[Start of Attachment]
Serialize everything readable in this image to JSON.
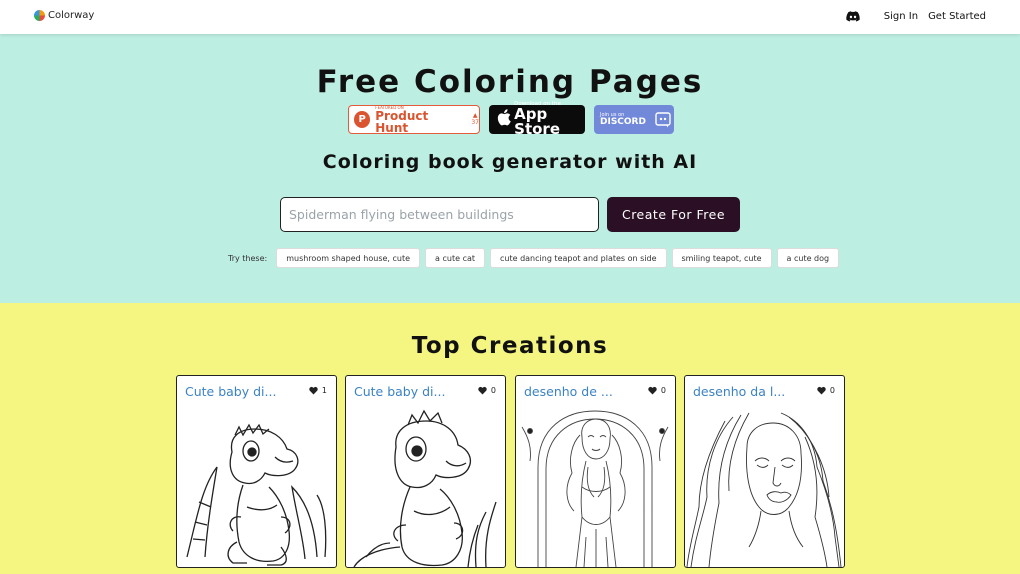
{
  "nav": {
    "brand": "Colorway",
    "links": [
      "Sign In",
      "Get Started"
    ]
  },
  "hero": {
    "title": "Free Coloring Pages",
    "badges": {
      "product_hunt": {
        "small": "FEATURED ON",
        "big": "Product Hunt",
        "votes": "37"
      },
      "app_store": {
        "small": "Download on the",
        "big": "App Store"
      },
      "discord": {
        "small": "Join us on",
        "big": "DISCORD"
      }
    },
    "subtitle": "Coloring book generator with AI",
    "search": {
      "placeholder": "Spiderman flying between buildings",
      "value": ""
    },
    "create_label": "Create For Free",
    "try_label": "Try these:",
    "suggestions": [
      "mushroom shaped house, cute",
      "a cute cat",
      "cute dancing teapot and plates on side",
      "smiling teapot, cute",
      "a cute dog"
    ]
  },
  "creations": {
    "title": "Top Creations",
    "cards": [
      {
        "title": "Cute baby di...",
        "likes": "1"
      },
      {
        "title": "Cute baby di...",
        "likes": "0"
      },
      {
        "title": "desenho de ...",
        "likes": "0"
      },
      {
        "title": "desenho da l...",
        "likes": "0"
      }
    ]
  },
  "colors": {
    "hero_bg": "#bdeee2",
    "creations_bg": "#f4f681",
    "button_bg": "#2b0f24",
    "card_title": "#3b82c4"
  }
}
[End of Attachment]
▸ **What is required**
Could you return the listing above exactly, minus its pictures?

▸ **Solution below**
Serialize everything readable in this image to JSON.
{
  "nav": {
    "brand": "Colorway",
    "links": [
      "Sign In",
      "Get Started"
    ]
  },
  "hero": {
    "title": "Free Coloring Pages",
    "badges": {
      "product_hunt": {
        "small": "FEATURED ON",
        "big": "Product Hunt",
        "votes": "37"
      },
      "app_store": {
        "small": "Download on the",
        "big": "App Store"
      },
      "discord": {
        "small": "Join us on",
        "big": "DISCORD"
      }
    },
    "subtitle": "Coloring book generator with AI",
    "search": {
      "placeholder": "Spiderman flying between buildings",
      "value": ""
    },
    "create_label": "Create For Free",
    "try_label": "Try these:",
    "suggestions": [
      "mushroom shaped house, cute",
      "a cute cat",
      "cute dancing teapot and plates on side",
      "smiling teapot, cute",
      "a cute dog"
    ]
  },
  "creations": {
    "title": "Top Creations",
    "cards": [
      {
        "title": "Cute baby di...",
        "likes": "1"
      },
      {
        "title": "Cute baby di...",
        "likes": "0"
      },
      {
        "title": "desenho de ...",
        "likes": "0"
      },
      {
        "title": "desenho da l...",
        "likes": "0"
      }
    ]
  },
  "colors": {
    "hero_bg": "#bdeee2",
    "creations_bg": "#f4f681",
    "button_bg": "#2b0f24",
    "card_title": "#3b82c4"
  }
}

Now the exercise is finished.